→ Description of the task
In the data that follows, how many lines include the string "title"? Answer with the number alone.

→ Supplied records
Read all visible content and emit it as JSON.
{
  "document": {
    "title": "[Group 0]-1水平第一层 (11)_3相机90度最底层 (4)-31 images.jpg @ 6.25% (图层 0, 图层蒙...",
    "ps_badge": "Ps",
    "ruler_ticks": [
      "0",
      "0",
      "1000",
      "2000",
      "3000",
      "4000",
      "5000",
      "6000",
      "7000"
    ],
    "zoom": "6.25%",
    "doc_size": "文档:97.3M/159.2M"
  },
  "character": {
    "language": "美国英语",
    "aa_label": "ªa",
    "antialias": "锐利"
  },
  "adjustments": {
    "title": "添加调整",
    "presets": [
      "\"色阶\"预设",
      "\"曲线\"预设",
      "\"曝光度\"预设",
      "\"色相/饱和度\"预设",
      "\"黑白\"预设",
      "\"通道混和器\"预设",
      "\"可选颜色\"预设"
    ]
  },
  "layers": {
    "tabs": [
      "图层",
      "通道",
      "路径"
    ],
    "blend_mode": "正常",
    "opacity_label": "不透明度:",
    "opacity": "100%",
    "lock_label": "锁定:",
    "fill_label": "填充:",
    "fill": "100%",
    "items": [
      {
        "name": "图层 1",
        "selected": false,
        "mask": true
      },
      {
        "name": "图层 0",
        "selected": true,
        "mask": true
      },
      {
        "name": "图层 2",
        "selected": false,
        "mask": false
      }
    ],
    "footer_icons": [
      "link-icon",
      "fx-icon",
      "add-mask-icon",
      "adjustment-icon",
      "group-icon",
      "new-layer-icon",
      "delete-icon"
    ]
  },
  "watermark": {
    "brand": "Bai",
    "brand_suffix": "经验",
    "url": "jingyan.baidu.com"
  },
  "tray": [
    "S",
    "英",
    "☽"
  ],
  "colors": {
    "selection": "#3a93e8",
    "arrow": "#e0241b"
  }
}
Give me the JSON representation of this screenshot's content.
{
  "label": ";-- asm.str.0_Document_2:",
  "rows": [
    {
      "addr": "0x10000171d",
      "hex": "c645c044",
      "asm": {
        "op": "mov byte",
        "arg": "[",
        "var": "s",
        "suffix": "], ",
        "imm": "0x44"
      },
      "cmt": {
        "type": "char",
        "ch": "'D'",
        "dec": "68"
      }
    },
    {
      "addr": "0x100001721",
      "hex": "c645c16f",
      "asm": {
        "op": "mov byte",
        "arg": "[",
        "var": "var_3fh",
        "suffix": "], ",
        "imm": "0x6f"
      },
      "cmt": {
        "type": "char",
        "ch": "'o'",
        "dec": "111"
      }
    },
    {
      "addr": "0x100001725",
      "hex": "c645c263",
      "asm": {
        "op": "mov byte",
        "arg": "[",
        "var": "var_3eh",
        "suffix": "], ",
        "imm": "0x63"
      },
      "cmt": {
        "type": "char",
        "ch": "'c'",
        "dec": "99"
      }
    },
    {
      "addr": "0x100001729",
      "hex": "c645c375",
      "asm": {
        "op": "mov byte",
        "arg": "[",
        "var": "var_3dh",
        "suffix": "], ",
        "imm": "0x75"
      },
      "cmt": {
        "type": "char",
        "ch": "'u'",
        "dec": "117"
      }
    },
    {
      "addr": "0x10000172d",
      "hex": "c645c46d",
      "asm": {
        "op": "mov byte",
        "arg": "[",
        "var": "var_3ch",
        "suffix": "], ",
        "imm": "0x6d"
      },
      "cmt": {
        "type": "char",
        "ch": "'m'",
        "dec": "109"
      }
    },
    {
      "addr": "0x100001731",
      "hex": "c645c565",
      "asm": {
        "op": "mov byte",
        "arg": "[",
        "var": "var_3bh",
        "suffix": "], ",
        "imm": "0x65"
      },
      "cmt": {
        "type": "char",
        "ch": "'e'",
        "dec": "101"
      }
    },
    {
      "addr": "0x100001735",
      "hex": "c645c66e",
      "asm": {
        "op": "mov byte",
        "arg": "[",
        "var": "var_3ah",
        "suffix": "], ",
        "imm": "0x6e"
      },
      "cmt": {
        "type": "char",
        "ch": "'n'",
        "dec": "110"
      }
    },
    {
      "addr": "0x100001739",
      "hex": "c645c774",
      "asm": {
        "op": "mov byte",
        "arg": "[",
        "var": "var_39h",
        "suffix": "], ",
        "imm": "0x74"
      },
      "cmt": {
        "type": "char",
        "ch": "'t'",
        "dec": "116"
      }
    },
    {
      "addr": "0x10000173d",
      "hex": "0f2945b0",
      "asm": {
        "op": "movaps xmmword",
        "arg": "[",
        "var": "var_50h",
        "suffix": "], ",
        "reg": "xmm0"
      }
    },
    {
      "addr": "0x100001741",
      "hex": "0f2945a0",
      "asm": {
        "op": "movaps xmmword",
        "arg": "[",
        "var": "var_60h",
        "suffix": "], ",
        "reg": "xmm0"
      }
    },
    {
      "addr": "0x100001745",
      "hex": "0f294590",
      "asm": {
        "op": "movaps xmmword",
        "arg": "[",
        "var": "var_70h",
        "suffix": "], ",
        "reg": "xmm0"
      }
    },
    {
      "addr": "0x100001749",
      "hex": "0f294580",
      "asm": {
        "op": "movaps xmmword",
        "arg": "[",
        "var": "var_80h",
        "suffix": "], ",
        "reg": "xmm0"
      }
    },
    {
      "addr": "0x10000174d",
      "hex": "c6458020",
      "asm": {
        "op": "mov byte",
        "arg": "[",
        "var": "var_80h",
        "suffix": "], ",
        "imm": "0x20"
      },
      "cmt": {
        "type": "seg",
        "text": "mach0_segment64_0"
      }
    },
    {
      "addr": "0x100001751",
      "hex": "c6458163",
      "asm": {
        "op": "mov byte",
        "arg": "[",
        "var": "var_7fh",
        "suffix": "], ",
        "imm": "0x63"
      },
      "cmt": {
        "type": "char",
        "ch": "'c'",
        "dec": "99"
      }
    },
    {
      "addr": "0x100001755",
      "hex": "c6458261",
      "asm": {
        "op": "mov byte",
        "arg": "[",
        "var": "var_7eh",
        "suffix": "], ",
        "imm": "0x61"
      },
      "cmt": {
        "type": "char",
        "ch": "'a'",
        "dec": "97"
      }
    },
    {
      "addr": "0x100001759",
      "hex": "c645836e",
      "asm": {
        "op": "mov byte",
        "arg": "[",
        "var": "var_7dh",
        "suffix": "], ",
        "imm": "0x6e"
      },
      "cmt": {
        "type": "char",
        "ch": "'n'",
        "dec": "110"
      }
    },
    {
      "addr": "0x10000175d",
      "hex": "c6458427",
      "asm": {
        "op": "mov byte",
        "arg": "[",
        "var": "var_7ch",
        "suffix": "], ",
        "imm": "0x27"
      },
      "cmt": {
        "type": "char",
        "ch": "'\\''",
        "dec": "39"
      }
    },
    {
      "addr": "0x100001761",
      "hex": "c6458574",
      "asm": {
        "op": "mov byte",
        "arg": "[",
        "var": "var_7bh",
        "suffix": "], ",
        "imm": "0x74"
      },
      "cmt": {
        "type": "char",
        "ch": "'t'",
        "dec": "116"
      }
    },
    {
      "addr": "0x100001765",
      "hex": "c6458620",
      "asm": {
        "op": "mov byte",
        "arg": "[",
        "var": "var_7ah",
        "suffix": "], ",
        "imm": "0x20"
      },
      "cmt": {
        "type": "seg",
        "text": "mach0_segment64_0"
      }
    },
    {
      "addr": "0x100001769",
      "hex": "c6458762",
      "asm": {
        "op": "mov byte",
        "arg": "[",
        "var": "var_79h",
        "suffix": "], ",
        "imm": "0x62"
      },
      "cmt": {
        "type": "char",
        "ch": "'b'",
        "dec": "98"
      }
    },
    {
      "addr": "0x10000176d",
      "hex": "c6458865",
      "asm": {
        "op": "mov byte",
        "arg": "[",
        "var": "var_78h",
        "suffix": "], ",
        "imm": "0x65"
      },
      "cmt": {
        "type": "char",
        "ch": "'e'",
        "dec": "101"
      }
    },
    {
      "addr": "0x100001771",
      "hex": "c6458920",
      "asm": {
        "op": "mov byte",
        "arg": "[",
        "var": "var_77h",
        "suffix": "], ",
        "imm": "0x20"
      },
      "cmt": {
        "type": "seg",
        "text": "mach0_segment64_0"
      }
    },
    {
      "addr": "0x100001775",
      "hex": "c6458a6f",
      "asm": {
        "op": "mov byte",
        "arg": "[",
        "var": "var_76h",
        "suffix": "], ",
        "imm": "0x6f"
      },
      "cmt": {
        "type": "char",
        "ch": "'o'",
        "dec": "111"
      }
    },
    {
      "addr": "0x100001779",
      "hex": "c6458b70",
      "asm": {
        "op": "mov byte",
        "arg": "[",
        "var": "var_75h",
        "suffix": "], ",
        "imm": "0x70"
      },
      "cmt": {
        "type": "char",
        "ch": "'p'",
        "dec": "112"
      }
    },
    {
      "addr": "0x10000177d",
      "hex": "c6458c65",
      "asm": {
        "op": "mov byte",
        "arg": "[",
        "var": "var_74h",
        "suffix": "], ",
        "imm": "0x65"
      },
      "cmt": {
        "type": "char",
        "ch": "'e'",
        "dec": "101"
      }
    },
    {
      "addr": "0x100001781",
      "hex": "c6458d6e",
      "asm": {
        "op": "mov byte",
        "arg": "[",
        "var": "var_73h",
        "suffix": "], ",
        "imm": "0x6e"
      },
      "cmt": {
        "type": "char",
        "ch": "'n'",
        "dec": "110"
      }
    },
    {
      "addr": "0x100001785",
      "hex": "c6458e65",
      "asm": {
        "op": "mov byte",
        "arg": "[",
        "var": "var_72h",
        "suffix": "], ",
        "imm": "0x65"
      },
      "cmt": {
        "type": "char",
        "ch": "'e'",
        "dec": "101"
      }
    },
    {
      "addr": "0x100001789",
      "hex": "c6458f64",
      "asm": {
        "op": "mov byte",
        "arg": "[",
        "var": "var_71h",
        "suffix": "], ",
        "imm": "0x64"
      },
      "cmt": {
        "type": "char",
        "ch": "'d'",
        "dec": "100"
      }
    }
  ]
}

→ Answer to this exercise
2